While you can do a lot with the functions in Excel or Google Sheets, as well as the plethora of data-related tools available, there comes a time when programming can help take your work to the next level.
So, as I said, I've done a little research to figure out what I should focus on. These are three programming languages I'm learning to aid my journalism.
A preview of the RStudio dashboard (Credit: Mararie, Flickr)
RR has been increasing in popularity among data journalists over the last few years. It's easy to see why: whether you're collecting, cleaning or analysing data, R's a powerful tool that goes beyond what you can do in a spreadsheet.
It's a constantly developing platform assisted by an active community of people willing to help you. With RStudio, there's a decent GUI in which to issue your commands that tell R what to do with the dataframe you input.
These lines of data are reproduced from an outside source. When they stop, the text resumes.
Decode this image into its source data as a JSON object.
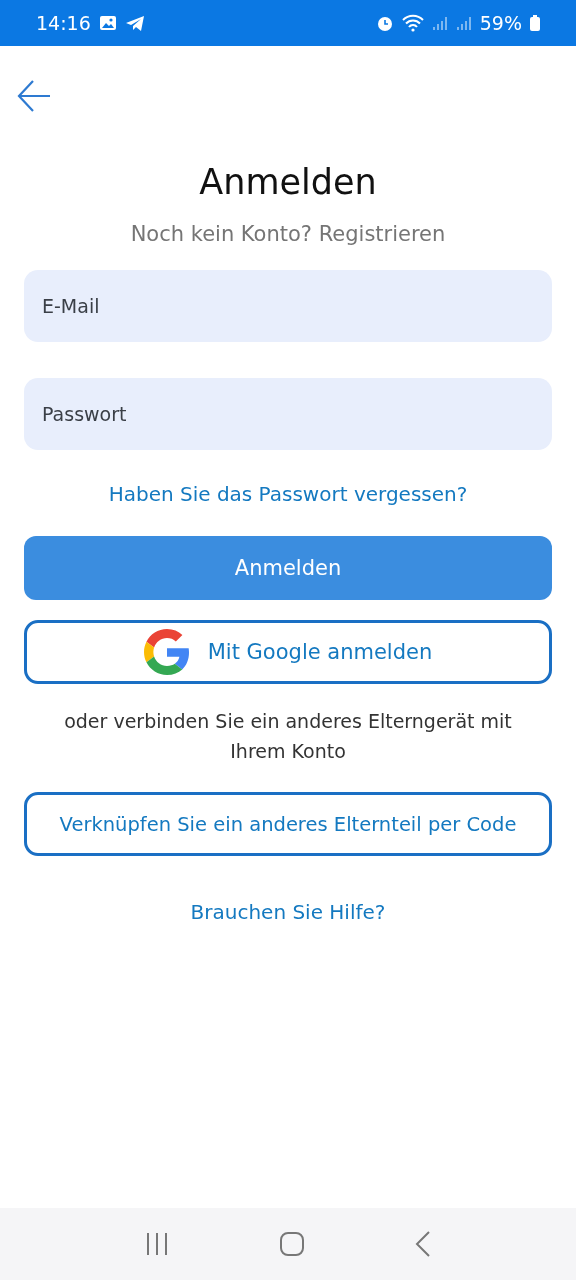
{
  "status_bar": {
    "time": "14:16",
    "battery": "59%"
  },
  "title": "Anmelden",
  "register_prompt": "Noch kein Konto? Registrieren",
  "fields": [
    {
      "placeholder": "E-Mail"
    },
    {
      "placeholder": "Passwort"
    }
  ],
  "forgot_password": "Haben Sie das Passwort vergessen?",
  "login_button": "Anmelden",
  "google_button": "Mit Google anmelden",
  "other_device_text": "oder verbinden Sie ein anderes Elterngerät mit Ihrem Konto",
  "code_button": "Verknüpfen Sie ein anderes Elternteil per Code",
  "help_link": "Brauchen Sie Hilfe?"
}
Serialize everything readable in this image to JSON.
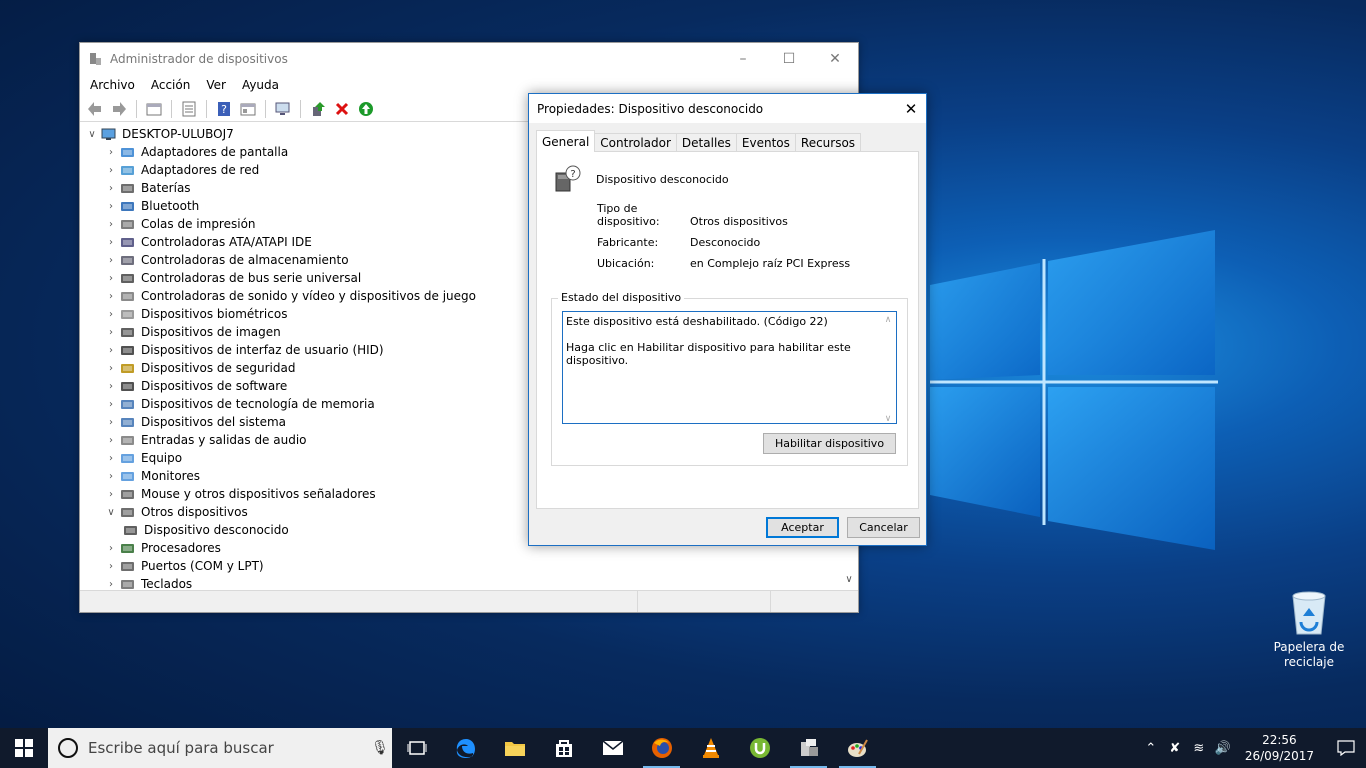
{
  "desktop": {
    "recycle_bin_label": "Papelera de reciclaje"
  },
  "device_manager": {
    "title": "Administrador de dispositivos",
    "menu": [
      "Archivo",
      "Acción",
      "Ver",
      "Ayuda"
    ],
    "root": "DESKTOP-ULUBOJ7",
    "categories": [
      {
        "label": "Adaptadores de pantalla",
        "icon": "display-adapter-icon"
      },
      {
        "label": "Adaptadores de red",
        "icon": "network-adapter-icon"
      },
      {
        "label": "Baterías",
        "icon": "battery-icon"
      },
      {
        "label": "Bluetooth",
        "icon": "bluetooth-icon"
      },
      {
        "label": "Colas de impresión",
        "icon": "printer-icon"
      },
      {
        "label": "Controladoras ATA/ATAPI IDE",
        "icon": "ide-controller-icon"
      },
      {
        "label": "Controladoras de almacenamiento",
        "icon": "storage-controller-icon"
      },
      {
        "label": "Controladoras de bus serie universal",
        "icon": "usb-icon"
      },
      {
        "label": "Controladoras de sonido y vídeo y dispositivos de juego",
        "icon": "sound-icon"
      },
      {
        "label": "Dispositivos biométricos",
        "icon": "fingerprint-icon"
      },
      {
        "label": "Dispositivos de imagen",
        "icon": "camera-icon"
      },
      {
        "label": "Dispositivos de interfaz de usuario (HID)",
        "icon": "hid-icon"
      },
      {
        "label": "Dispositivos de seguridad",
        "icon": "security-key-icon"
      },
      {
        "label": "Dispositivos de software",
        "icon": "software-device-icon"
      },
      {
        "label": "Dispositivos de tecnología de memoria",
        "icon": "memory-icon"
      },
      {
        "label": "Dispositivos del sistema",
        "icon": "system-device-icon"
      },
      {
        "label": "Entradas y salidas de audio",
        "icon": "speaker-icon"
      },
      {
        "label": "Equipo",
        "icon": "computer-icon"
      },
      {
        "label": "Monitores",
        "icon": "monitor-icon"
      },
      {
        "label": "Mouse y otros dispositivos señaladores",
        "icon": "mouse-icon"
      },
      {
        "label": "Otros dispositivos",
        "icon": "unknown-device-icon"
      },
      {
        "label": "Dispositivo desconocido",
        "icon": "disabled-device-icon"
      },
      {
        "label": "Procesadores",
        "icon": "processor-icon"
      },
      {
        "label": "Puertos (COM y LPT)",
        "icon": "port-icon"
      },
      {
        "label": "Teclados",
        "icon": "keyboard-icon"
      }
    ]
  },
  "properties": {
    "title": "Propiedades: Dispositivo desconocido",
    "tabs": [
      "General",
      "Controlador",
      "Detalles",
      "Eventos",
      "Recursos"
    ],
    "device_name": "Dispositivo desconocido",
    "type_label": "Tipo de dispositivo:",
    "type_value": "Otros dispositivos",
    "manufacturer_label": "Fabricante:",
    "manufacturer_value": "Desconocido",
    "location_label": "Ubicación:",
    "location_value": "en Complejo raíz PCI Express",
    "status_group_label": "Estado del dispositivo",
    "status_line1": "Este dispositivo está deshabilitado. (Código 22)",
    "status_line2": "Haga clic en Habilitar dispositivo para habilitar este dispositivo.",
    "enable_button": "Habilitar dispositivo",
    "ok_button": "Aceptar",
    "cancel_button": "Cancelar"
  },
  "taskbar": {
    "search_placeholder": "Escribe aquí para buscar",
    "time": "22:56",
    "date": "26/09/2017"
  }
}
Swirl is a good place to begin learning.
As the Data Journalism Handbook says:
It is hard to find any visualisation method or data wrangling technique that is not already built into R. R is a universe in its own, the mecca of visual data analysis. Trained data journalists can use R to analyze huge dataset which extends the limits of Excel.
SQLEver had two or more spreadsheets that you wanted to join together? Or a large dataset that you wanted to query? You quickly begin to see the restrictions with what you can do in a spreadsheet - which is where SQL comes in.
The programming language allows you to do several things, including: selecting specific subsets of data that you want to extract; describing the exact changes you want to make; and performing queries across related datasets. You can save your commands as a script, meaning you can document your progress and repeat your steps in the future. Try the w3schools tutorial as a place to start.
PythonAmong its many uses, Python is a language that you can use to scrape websites - more powerful than tools such as OutWit Hub. Python scripts can extract data from web pages and documents, allowing you to build datasets in which you can find strong stories.
Gregor Aisch, of Open Knowledge Foundation, has said:
Python is a wonderful open source programming language which is easy to read and write (e.g. you don’t have to type a semi-colon after each line). More importantly, Python has a tremendous user base and therefore has plugins (called packages) for literally everything you need.
Once again, there are several tutorials out there to learn this language.
So there's my three: R, SQL and Python. Together they give you the skills to conduct great data journalism, from sourcing to scraping, from cleaning to visualising.
Got any more that you think I should include? Tweet me.